Stored records:
• • • • • • •
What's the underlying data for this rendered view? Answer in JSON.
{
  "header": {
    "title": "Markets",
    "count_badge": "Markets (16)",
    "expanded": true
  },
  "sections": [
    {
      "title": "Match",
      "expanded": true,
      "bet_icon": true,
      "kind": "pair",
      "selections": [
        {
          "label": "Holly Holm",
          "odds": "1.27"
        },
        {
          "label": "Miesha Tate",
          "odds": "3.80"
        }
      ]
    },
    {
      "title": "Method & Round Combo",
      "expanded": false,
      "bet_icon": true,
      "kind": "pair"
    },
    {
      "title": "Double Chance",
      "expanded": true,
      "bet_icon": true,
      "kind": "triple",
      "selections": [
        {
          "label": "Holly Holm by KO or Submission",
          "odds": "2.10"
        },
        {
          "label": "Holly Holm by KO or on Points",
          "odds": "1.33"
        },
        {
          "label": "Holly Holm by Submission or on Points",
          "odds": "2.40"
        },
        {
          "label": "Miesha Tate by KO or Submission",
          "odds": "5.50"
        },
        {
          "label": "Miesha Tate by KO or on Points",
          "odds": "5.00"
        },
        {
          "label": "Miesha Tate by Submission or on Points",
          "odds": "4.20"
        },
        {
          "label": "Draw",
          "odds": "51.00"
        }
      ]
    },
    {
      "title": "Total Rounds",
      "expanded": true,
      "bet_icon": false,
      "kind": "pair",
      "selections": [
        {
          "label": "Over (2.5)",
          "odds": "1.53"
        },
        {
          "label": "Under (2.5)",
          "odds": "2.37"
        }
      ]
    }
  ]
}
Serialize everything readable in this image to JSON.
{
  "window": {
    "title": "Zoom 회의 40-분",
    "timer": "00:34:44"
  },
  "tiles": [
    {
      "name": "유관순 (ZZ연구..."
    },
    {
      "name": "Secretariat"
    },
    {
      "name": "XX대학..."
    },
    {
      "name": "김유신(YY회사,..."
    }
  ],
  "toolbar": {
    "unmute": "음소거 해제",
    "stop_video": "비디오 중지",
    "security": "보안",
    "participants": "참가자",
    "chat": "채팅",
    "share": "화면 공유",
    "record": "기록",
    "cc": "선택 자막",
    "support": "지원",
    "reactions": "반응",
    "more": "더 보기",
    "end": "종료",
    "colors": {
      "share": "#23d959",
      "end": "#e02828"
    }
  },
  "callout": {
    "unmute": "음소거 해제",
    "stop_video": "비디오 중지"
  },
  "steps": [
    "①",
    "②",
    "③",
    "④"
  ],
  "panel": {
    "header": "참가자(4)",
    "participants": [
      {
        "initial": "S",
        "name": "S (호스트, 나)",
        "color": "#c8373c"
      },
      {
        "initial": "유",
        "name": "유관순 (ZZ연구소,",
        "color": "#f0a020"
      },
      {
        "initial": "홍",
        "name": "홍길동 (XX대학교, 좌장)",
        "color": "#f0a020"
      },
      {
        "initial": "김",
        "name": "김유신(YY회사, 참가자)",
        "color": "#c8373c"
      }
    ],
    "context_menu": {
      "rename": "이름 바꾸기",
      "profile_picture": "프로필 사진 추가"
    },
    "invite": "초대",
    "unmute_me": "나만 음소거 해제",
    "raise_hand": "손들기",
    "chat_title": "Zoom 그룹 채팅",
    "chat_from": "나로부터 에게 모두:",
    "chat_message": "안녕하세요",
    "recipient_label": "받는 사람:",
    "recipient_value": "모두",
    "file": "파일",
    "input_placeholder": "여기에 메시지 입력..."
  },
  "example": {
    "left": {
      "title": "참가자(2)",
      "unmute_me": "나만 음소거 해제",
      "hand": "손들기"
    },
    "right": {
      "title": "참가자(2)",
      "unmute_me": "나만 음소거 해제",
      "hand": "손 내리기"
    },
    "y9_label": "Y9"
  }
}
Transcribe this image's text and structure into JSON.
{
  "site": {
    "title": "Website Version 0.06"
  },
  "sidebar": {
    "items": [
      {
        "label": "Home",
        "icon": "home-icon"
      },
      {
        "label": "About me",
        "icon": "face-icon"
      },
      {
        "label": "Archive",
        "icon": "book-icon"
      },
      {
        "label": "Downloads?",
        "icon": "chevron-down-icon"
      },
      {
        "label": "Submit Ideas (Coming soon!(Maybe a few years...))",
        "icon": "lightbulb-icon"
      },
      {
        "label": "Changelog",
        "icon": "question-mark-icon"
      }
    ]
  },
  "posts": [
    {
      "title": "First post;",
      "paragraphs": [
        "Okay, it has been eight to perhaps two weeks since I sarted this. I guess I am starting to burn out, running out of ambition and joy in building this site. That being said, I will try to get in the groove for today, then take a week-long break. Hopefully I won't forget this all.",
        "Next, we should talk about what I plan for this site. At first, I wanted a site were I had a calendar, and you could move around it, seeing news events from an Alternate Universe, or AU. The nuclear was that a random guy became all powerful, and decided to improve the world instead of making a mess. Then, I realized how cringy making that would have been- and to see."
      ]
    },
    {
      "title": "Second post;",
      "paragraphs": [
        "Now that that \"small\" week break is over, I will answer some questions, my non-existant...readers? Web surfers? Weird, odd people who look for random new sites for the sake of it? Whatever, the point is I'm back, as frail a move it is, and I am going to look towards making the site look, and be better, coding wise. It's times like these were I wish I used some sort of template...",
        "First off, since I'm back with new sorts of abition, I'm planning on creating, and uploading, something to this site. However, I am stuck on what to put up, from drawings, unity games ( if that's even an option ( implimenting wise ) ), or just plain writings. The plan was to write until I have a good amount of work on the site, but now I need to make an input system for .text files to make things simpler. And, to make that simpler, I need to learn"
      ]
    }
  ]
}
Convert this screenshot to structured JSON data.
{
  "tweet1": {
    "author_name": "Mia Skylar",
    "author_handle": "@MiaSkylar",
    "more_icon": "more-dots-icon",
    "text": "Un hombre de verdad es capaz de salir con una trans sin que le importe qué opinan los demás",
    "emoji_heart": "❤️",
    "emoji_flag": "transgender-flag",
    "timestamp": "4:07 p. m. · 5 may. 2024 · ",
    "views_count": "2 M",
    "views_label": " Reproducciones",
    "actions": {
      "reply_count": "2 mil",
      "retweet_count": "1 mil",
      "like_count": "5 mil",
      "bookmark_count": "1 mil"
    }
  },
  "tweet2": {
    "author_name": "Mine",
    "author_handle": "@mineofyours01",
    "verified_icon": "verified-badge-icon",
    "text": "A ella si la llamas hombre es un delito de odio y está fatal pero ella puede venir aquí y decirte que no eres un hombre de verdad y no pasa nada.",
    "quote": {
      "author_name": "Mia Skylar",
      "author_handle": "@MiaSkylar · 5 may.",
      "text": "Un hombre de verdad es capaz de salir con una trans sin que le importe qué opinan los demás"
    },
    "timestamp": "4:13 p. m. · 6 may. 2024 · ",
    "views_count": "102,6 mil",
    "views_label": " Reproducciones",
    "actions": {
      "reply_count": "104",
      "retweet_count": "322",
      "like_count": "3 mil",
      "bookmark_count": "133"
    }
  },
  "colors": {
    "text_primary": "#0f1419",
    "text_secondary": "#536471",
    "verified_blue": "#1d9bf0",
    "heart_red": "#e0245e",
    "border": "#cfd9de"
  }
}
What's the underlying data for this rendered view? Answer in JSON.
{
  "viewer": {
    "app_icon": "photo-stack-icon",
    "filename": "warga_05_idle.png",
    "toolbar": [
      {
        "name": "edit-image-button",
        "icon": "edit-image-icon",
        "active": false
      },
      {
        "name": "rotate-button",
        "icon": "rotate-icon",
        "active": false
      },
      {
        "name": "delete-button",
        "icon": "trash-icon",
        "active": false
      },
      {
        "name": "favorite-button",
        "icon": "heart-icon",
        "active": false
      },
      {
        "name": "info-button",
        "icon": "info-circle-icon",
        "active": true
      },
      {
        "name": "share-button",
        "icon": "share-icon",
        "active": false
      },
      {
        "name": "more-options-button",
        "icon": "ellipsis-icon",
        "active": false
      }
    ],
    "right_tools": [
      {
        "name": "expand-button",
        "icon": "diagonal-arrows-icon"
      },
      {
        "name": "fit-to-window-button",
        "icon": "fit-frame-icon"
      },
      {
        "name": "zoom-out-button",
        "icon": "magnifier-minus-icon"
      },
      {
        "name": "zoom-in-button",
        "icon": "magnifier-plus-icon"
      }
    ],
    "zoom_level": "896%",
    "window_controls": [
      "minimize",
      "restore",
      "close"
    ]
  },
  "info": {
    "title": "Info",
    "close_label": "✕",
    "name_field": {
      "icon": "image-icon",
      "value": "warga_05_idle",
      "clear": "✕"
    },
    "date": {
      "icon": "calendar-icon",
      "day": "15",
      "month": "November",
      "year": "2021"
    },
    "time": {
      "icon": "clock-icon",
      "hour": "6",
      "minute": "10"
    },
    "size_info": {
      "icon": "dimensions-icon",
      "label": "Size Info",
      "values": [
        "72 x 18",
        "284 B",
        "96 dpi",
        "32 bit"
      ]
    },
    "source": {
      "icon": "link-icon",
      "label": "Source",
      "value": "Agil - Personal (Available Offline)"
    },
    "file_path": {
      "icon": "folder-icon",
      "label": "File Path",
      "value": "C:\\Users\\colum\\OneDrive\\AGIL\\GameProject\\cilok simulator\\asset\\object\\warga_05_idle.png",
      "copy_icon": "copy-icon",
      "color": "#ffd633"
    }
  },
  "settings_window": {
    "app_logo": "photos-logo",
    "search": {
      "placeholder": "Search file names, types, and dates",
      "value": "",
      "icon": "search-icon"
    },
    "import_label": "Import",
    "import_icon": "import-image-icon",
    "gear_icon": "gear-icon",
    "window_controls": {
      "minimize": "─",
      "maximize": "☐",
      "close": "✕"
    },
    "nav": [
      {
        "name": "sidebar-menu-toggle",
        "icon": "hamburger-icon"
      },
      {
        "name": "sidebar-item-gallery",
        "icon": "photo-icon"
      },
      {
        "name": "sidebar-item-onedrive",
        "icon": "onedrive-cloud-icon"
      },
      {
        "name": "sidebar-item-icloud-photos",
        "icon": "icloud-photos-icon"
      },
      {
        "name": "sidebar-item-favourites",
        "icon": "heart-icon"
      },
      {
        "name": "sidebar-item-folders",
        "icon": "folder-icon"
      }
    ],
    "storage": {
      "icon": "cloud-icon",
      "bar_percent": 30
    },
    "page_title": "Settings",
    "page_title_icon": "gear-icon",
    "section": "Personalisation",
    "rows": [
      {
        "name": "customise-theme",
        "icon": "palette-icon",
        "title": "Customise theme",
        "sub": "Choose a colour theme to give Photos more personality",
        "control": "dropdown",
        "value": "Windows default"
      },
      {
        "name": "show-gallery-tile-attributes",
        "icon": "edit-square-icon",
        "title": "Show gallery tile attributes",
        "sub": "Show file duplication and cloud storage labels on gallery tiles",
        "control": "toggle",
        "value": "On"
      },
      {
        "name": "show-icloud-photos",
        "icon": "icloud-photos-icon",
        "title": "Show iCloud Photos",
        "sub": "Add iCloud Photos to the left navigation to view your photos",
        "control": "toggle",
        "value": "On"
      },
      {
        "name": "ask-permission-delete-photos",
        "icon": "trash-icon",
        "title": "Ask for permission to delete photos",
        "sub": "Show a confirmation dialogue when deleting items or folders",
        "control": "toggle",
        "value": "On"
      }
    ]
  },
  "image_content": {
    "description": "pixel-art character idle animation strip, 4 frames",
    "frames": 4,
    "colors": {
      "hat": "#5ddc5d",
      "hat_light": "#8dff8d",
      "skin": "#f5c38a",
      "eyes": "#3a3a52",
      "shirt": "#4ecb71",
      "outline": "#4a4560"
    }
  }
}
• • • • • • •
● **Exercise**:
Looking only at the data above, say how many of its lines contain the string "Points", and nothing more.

● **Solved problem**:
4